• _Aim of the exercise_:
Look for "Distance" in each line of the records, and copy the lines that have it.

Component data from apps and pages
==*==

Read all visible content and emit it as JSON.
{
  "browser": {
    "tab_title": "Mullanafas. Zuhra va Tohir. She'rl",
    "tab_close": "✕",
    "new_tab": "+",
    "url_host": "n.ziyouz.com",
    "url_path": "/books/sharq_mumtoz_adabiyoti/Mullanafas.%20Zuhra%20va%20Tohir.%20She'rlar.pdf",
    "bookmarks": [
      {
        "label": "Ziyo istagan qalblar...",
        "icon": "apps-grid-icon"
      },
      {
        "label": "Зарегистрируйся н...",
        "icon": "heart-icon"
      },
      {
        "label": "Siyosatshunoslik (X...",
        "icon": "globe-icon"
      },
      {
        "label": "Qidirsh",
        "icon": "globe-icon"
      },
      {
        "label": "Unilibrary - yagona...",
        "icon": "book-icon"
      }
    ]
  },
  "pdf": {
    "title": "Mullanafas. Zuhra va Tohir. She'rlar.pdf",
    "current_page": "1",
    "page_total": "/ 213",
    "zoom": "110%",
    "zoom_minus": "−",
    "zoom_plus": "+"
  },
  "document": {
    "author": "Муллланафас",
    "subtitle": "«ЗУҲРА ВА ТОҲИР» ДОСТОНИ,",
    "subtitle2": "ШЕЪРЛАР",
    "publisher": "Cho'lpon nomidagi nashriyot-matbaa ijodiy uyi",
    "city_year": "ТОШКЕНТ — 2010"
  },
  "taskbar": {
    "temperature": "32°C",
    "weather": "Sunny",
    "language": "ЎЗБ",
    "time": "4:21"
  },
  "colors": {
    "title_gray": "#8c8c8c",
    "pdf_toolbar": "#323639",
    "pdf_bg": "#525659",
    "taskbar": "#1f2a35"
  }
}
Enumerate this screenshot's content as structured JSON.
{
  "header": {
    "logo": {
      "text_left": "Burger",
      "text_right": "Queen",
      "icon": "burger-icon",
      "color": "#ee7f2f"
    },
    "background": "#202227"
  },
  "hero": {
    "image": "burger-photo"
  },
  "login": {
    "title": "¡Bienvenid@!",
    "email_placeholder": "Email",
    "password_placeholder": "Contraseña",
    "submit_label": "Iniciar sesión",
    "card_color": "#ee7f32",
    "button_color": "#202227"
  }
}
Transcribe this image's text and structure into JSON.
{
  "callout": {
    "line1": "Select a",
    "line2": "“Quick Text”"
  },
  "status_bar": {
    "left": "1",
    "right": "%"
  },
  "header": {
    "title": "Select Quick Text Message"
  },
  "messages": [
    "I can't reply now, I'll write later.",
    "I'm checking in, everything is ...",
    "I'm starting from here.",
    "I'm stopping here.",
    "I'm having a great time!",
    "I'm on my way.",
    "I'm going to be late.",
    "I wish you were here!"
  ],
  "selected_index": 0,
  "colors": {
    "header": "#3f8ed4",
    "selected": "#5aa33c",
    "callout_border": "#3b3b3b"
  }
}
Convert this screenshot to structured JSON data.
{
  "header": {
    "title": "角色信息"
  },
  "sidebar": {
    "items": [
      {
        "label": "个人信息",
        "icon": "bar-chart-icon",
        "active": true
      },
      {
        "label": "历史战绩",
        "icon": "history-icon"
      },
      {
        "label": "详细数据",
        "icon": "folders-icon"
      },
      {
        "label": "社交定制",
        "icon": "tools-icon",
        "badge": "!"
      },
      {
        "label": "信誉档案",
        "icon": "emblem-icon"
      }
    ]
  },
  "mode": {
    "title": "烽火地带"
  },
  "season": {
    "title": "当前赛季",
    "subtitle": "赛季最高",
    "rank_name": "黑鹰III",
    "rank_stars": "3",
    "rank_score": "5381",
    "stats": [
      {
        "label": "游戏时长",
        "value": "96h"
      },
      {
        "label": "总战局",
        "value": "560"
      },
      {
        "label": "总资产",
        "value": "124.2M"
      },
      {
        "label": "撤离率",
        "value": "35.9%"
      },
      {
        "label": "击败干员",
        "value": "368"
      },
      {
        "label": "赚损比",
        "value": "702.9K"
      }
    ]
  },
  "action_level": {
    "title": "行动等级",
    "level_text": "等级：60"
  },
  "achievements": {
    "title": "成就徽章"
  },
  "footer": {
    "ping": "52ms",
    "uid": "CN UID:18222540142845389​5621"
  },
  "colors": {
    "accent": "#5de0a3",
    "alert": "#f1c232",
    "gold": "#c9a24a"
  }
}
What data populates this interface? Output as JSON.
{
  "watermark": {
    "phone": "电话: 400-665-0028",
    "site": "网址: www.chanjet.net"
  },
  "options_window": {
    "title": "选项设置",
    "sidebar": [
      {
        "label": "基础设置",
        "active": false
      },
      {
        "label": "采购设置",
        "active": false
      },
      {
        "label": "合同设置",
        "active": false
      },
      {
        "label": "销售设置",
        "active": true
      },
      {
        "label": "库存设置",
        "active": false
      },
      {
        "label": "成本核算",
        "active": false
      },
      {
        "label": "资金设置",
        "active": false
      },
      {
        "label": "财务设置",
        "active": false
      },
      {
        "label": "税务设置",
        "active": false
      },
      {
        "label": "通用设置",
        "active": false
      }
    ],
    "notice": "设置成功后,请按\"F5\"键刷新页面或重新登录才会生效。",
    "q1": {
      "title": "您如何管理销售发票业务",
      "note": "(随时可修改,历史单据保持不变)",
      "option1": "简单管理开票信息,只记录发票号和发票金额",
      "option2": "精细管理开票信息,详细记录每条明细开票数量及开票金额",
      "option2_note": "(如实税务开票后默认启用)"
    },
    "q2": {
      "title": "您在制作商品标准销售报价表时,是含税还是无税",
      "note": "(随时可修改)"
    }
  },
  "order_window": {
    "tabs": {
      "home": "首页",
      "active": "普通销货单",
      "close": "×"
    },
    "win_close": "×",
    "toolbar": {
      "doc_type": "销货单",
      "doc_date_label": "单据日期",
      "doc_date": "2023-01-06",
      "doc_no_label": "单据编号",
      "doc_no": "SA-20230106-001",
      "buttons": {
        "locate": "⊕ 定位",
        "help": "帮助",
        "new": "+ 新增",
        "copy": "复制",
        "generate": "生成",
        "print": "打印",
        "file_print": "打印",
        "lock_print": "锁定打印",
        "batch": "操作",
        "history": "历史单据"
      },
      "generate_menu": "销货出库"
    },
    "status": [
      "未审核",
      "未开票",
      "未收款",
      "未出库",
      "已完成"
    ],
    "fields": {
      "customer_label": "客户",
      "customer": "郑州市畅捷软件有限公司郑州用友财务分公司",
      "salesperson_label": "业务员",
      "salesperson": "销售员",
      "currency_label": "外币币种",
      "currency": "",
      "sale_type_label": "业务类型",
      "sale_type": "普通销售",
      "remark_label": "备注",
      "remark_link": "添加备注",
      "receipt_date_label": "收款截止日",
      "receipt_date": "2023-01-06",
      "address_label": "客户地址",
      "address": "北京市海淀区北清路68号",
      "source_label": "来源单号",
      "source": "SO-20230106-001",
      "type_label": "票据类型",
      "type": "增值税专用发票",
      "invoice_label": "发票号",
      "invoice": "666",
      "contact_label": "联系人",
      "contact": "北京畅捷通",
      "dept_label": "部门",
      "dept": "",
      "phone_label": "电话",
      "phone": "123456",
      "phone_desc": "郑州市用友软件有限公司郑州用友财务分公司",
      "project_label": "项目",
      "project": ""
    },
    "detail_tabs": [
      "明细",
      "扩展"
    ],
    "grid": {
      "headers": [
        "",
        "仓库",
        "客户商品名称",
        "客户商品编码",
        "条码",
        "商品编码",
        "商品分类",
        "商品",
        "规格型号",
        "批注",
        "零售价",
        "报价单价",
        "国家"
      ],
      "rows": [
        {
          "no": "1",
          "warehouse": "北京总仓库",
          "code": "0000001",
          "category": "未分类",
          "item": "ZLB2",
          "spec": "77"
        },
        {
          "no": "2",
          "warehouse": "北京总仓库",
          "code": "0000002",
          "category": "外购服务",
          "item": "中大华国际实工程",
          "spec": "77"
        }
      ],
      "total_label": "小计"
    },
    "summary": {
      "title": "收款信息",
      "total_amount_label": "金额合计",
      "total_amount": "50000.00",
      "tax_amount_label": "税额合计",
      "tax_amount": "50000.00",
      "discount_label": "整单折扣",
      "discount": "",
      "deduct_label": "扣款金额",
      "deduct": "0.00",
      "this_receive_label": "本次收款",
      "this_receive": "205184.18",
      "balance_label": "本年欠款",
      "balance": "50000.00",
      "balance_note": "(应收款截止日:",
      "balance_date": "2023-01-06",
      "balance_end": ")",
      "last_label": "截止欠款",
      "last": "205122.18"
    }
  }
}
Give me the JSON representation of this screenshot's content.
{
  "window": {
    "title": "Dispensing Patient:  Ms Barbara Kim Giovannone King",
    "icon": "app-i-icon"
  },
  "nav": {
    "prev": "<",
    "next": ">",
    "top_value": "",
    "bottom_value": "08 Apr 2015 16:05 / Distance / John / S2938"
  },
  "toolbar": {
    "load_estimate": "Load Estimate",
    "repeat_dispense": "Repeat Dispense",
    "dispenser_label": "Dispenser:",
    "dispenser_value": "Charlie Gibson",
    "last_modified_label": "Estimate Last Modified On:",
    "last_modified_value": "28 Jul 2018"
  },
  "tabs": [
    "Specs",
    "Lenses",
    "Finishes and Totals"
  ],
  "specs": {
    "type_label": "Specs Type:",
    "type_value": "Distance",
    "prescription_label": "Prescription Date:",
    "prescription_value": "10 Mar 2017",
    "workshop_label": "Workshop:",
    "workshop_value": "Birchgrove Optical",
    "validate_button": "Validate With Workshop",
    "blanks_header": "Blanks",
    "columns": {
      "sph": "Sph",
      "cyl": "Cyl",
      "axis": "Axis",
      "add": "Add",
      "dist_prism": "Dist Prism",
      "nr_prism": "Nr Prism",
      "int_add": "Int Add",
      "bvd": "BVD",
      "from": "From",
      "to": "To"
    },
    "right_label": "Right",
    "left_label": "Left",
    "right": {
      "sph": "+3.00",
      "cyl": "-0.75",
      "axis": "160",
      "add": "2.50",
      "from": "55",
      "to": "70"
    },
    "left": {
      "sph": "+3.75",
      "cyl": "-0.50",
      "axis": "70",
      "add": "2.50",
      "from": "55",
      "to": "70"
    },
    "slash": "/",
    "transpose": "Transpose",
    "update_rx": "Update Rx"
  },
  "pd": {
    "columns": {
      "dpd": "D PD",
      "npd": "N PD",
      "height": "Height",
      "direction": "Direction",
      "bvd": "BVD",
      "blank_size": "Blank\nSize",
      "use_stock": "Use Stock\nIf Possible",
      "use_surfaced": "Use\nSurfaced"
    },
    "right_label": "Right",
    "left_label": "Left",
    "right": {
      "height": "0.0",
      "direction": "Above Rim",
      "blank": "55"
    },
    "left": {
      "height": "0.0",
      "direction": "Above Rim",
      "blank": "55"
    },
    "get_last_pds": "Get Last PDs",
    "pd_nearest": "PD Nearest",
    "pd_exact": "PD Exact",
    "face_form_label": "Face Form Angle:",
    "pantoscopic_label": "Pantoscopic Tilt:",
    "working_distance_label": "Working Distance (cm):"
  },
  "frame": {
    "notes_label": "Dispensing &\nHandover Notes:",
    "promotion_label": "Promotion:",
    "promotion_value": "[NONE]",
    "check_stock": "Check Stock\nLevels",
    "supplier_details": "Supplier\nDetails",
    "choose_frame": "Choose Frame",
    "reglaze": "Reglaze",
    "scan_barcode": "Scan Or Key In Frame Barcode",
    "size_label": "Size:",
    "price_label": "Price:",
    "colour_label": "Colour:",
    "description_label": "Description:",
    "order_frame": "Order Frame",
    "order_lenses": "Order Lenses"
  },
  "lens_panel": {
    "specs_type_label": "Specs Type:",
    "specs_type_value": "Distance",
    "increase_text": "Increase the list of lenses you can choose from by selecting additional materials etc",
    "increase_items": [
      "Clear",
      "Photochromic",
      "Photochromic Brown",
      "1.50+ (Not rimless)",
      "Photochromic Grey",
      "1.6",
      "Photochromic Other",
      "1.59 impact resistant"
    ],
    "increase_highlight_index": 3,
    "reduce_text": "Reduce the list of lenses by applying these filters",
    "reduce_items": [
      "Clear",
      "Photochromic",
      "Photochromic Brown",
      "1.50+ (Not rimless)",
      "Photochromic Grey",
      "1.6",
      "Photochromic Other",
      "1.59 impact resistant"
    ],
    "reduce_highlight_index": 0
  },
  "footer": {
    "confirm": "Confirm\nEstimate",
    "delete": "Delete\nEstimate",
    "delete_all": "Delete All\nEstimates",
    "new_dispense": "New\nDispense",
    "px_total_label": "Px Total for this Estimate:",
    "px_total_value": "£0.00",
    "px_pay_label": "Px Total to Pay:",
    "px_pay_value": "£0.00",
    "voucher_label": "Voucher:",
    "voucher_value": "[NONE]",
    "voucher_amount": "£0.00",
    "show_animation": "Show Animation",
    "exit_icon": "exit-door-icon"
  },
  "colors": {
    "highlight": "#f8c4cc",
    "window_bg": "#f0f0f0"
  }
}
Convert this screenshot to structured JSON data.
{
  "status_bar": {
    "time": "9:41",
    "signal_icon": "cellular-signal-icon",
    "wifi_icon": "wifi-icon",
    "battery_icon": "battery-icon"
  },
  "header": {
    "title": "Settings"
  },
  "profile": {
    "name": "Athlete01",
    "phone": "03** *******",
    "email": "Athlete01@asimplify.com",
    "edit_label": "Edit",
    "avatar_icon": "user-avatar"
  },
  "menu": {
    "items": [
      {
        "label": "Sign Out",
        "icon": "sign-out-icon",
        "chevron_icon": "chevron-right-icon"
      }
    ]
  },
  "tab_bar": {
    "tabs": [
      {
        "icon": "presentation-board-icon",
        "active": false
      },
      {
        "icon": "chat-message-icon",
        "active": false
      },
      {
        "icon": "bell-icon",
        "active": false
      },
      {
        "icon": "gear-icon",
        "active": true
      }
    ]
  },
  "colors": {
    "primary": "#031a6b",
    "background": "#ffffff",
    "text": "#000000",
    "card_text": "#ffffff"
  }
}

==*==

• _Problem solution_:
    "bottom_value": "08 Apr 2015 16:05 / Distance / John / S2938"
    "type_value": "Distance",
    "working_distance_label": "Working Distance (cm):"
    "specs_type_value": "Distance",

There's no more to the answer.